Excavation of an Early Medieval Cemetery

Adam Parsons, John Zant


In September 1994, the parish church of St Michael, Workington, was badly damaged by fire, reducing the interior to a shell. The church’s history extends back to at least the twelfth century, and an existing collection of eighth- to eleventh-century sculpture hinted at more ancient origins. Therefore, before reconstruction began, a programme of archaeological works was undertaken, yielding further, highly significant, evidence for an early medieval Christian presence on the site, including fragments of sculpture and a large number of burials, as well as information on the later medieval and post-medieval churches, and their associated cemetery.
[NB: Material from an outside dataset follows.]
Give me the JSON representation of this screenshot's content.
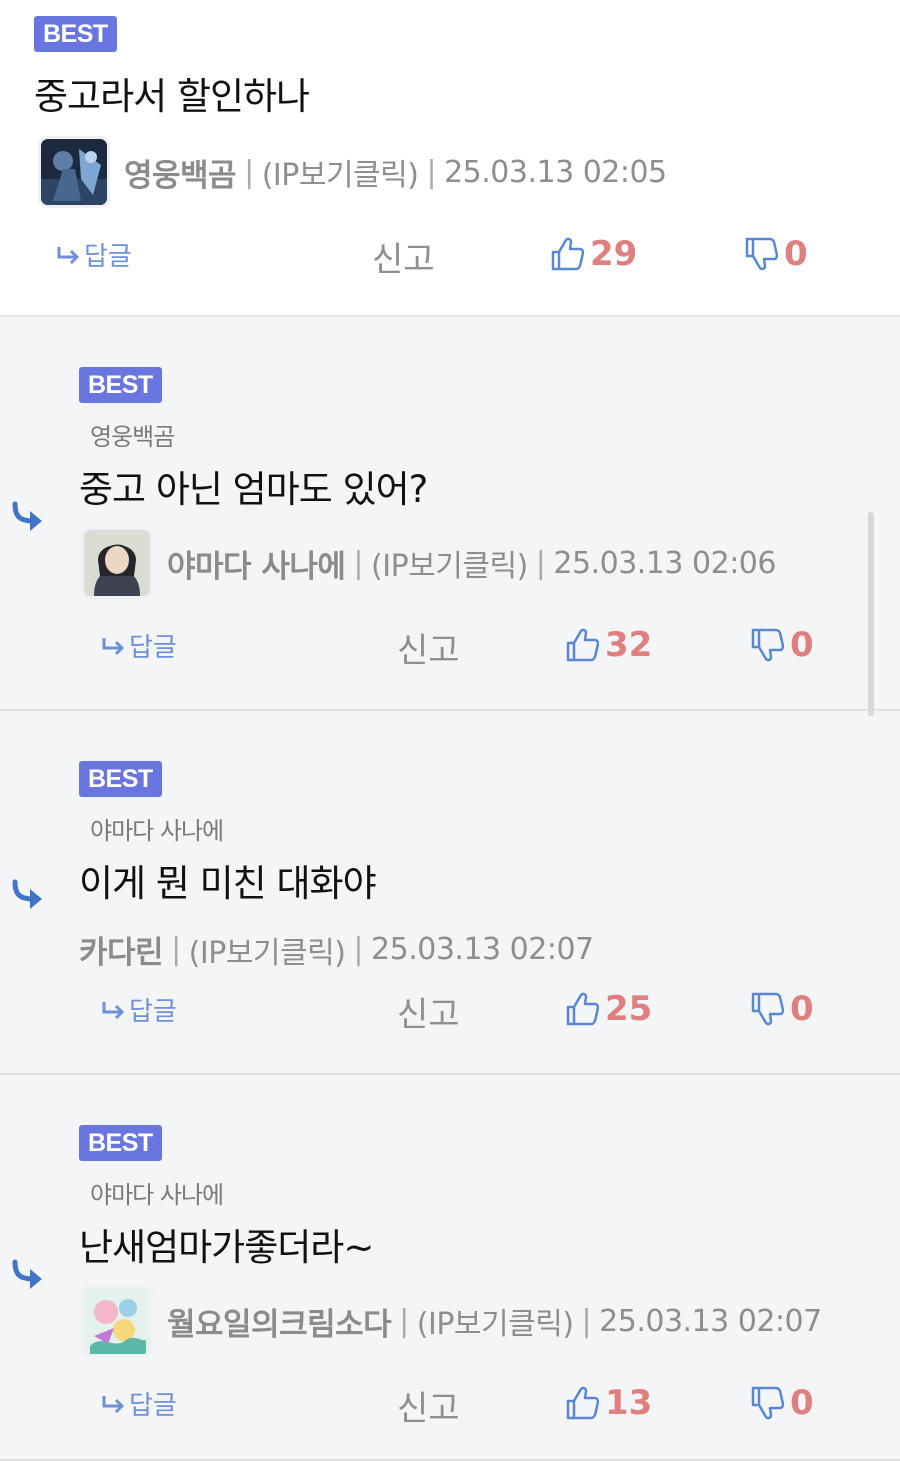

The project has provided a rare opportunity to study the origins of one of the earliest, and long-lived, early medieval Christian cemeteries in North-west England. The work focused upon the evidence for pre-Norman ecclesiastical activity and the earliest phases of the medieval parish church, together with the skeletal remains, and artefacts. It also provided an opportunity to conduct a series of scientific investigations on the material, since bone rarely survives in Cumbria, This included radiocarbon dating, isotope analysis, and osteological analysis, providing the earliest radiocarbon dates from such a cemetery in Cumbria, indeed in the North, and two clear phases of burial, the second, closely dated to the eleventh century, containing evidence of a particularly gruesome end for one of the interred.

The large collection of mid-tenth- to early eleventh-century sculpture, decorated with Scandinavian-derived motifs and interlace, and items of personal dress and jewellery, indicated the evolving tastes of the patrons. This has allowed a better understanding of the lives of this community, and their changing burial traditions. Perhaps most importantly, the site provided an opportunity to marry the patchy historical framework of the region with archaeological evidence, providing information for how people responded to the changing tastes, politics, and events within the landscape of the North West in the early medieval period.


Lancaster Imprints



Publication Date:

2019 December


Paperback; 213 x 296mm